|Home Planes Ships, Trains Etc Hotels Info Links Country Reviews Email Search & Site Map|
RESTAURANT OF THE WEEK
This is one of the sister restaurants of the famous Columbia Restaurant in Tampa that got its start back in 1905. We had heard positive and negative reviews of the St. Augustine branch so we did a little investigating ourselves.
Our findings? This is a great place. In fact, we liked it even more than the mother ship down in Ybor City (Latin quarter of Tampa).
The cuisine here is Spanish and Cuban and it's the real deal and very tasty. It's located in the heart of the historic district of St. Augustine and one of the famous sightseeing trolley trains stops right out in front of the restaurant. The interior is very reminiscent of the Tampa branch. Very Spanish in style and with an upper story and courtyard.
We were extremely impressed upon entering the restaurant. Everybody was extremely friendly and seemed to genuinely enjoy working there. You can't beat kindness out of employees and it's always nice to find a place where people enjoy coming to work and it shows!
On our first visit (lunch) I chose to start with a cup of famous Cuban black bean soup. The black beans are summered in bay leaves and other spices and the soup is poured over rice. In this case it is white rice. I'm more used to yellow rice in many Spanish and Cuban restaurants in Tampa. For my main course, I chose merluza "Russian" style. Merluza is a fish not found around here but it is a tradition in Spain so they call it that here. In reality, you're getting grouper. It's breaded and lightly fried and then served with a great sauce of lemon butter, parsley and hard boiled eggs. Sounds strange but believe me, it works! The piece of grouper was big, probably 8 ounces. It had colorful strips of pimento on top of the sauce and was accompanied by a generous portion of yellow rice. The rice was a little overdone and sticky but still very, very tasty. The fish (other than the bones, but sometimes you can't avoid them) was extremely good. My wife went with the roast pork loin "a la Cubana." It didn't look like a lot of food to me but she said it was tender and excellent. I don't know how Cuban restaurants do it, but they manage to turn out the most tender, flavorful pork we've ever had. It came with black beans and rice and plantains (large, cooking bananas that are sautéed).
On a second visit for lunch everybody at the table started with a cup of black bean soup and feasted on Cuban sandwiches. If you've never had one, they're kind of like a sub or po-boy. But the Cuban bread makes all the difference and once the sandwiches are loaded with ham, pork, salami, Swiss cheese, dill pickles, they are placed in a hot press not unlike a trouser press and come to the table nice and hot. Outstanding!
On our next visit, I'm gonna tickle my old Tampa taste buds by trying a famous deviled crab. Not like you're used to. In fact it's hard to describe but delicious and you must dot it liberally with hot sauce. Yum!!!
We highly recommend Columbia while you're exploring America's oldest city.
One heads-up about parking for this restaurant.

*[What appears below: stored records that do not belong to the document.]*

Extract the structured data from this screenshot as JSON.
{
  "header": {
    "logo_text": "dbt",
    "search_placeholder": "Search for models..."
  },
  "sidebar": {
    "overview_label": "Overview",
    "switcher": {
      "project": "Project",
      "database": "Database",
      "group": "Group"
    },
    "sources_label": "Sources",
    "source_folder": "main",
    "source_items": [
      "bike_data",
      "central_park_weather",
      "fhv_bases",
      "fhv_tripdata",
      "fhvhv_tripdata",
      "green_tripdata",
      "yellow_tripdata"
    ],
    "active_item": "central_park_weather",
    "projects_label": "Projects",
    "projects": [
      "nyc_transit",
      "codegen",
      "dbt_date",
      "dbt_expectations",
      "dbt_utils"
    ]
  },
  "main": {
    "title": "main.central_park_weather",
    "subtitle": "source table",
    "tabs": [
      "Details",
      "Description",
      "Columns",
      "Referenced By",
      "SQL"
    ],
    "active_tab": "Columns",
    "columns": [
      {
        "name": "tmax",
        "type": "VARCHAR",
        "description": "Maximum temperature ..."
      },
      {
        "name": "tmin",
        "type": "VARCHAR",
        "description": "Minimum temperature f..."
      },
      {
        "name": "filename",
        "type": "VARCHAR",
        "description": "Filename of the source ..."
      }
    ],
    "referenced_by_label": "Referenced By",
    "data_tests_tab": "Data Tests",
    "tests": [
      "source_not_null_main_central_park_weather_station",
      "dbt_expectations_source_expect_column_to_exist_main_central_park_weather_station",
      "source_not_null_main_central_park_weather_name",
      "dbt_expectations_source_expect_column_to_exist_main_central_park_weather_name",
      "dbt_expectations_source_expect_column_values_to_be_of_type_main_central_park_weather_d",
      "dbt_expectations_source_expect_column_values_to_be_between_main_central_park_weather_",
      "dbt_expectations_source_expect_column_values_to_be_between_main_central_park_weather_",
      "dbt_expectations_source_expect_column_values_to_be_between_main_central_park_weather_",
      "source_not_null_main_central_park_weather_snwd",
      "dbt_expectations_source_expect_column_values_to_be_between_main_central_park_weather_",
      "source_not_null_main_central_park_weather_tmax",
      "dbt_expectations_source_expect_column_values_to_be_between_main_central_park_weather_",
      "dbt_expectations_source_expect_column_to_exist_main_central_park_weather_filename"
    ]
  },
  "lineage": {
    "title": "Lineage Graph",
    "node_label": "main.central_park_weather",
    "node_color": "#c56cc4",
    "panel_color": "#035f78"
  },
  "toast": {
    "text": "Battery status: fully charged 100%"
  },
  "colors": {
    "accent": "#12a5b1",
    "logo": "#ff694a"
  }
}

There's a lot behind the restaurant on another little street and you can get your parking validated. If you just park there and don't mind paying the five bucks without the validation, watch out for the shyster who takes your money. The daily fee is $5. I gave him a $20 and he handed me back a $5 with lightening speed. I said: "Wait a minute sir, I gave you a 20. You owe me $15." In a nasty and defensive voice he said I had given him a $10 and offered to let me search him." We had been hoodwinked but since we had a number of friends with us, I didn't want to make a scene. But watch out for this dirty looking son-of-a-bitch!
Columbia is located at 98 St. George Street just off famous Hypolita Street in St. Augustine. You can find out more at their web site here. Just punch in the St. Augustine location.